Why should I care it is great publicity for me as a photographer? Now if you have all your i’s dotted and your t’s crossed then I can’t argue with you.
Nobody can require you to enforce your copyrights.
Nobody can force you to not release your photos to bullshit contests.
But, what I said above about signed models it is true. So I really hope you have very binding model releases from your models and you didn’t submit an agency test.
Personally, I would be upset if something that should have paid me $40,000 is using my image for free, but that is just me.
CONSEQUENCES FROM THE PHOTOGRAPHER or Well, what can the photographer do to me anyway?
1. They can sue you, for a lot of money. They can sue you for the amount it should have cost to license the image for the usage used. BUT, even if the image is never used, when it comes to a registered copyright filed with the Library of Congress, copyright laws provide for statutory penalties of up to $150000 per infringement. Your submission is an infringement.
So as an example two of my images were submitted, if I were so inclined I could sue for $300,000 and attorney’s fees. I am not going to, since filing suit in a case like this is meaningless, but if the images were used by Smashbox I would pretty much have to file suit against the company AND against the person who submitted the images.
2. Beyond lawsuits The photographer is the casting agent/talent booker on almost all projects. They will tell their friends, and their friends will tell their friends. You will become persona non grata, and it is a global market.
What can I do as a photographer to avoid these situations?
1. Always place your licensing into the metadata of the images you are releasing. To do this go here http://www.useplus.com/ This website writes licensing METADATA. You can then place this metadata into every image you produce. They even have a free metadata embedder so you can do this even if you don’t know what I am talking about. This website is easy, it takes you step by step to create the license for you.
2. REGISTER your copyright. It costs money, but it gives you many more options in a case like this.
3. Be clear with the people you work with, let them know about contests like this. Let them know what you do and don’t allow as far as submissions.
4. Use a tracker to see who is posting your images, and where. If the contest can show that you didn’t inform them in a timely manner to remove the image they might be able to prove fair use of the image.
As a model or make-up artist you probably do not have the necessary rights to ever submit an image to any contest. If you are thinking of doing so contact the copyright owner and inform them of your intentions. Get their agreement BEFORE you enter what is technically not your property.

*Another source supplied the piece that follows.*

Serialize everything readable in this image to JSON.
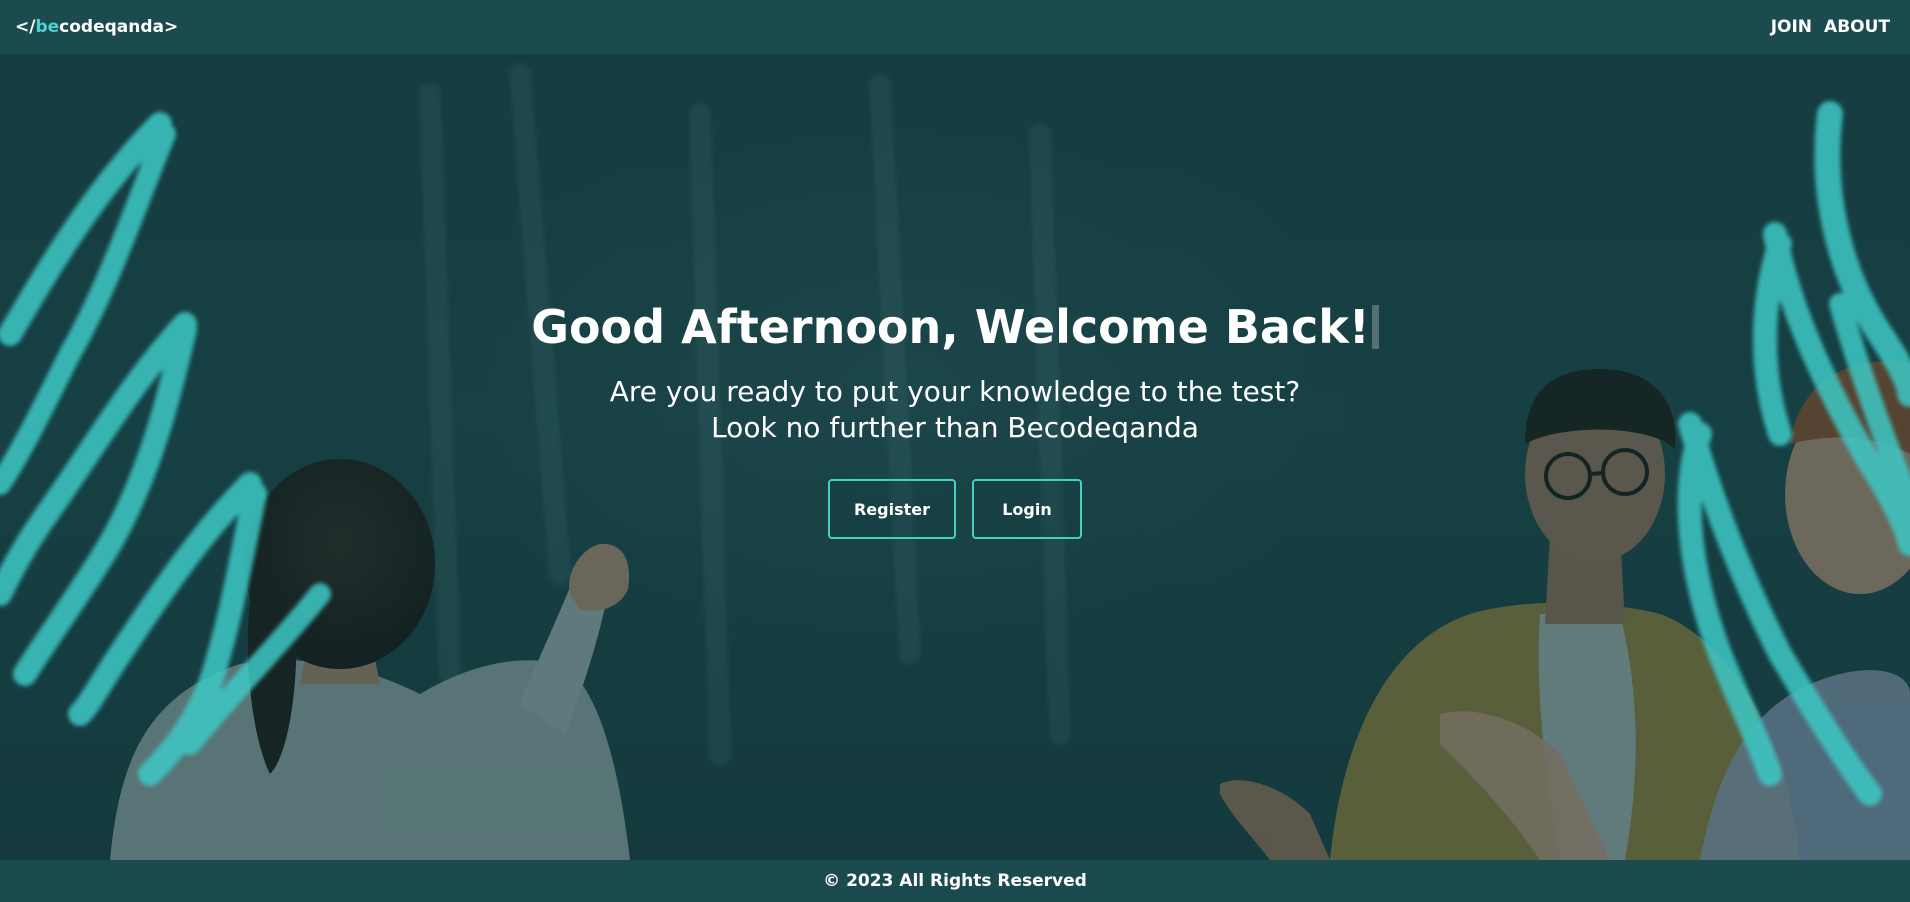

As a photographer read all of the rules to any contest and avoid language that states that there is any transfer of copyright or anything that says in perpetuity. Read the contest rules and understand what you are signing away. If you see something suspicious inform your friends and colleagues so they too can avoid these image grabs. These are not contests, they are image grabs and they are scams. Be wary, be safe.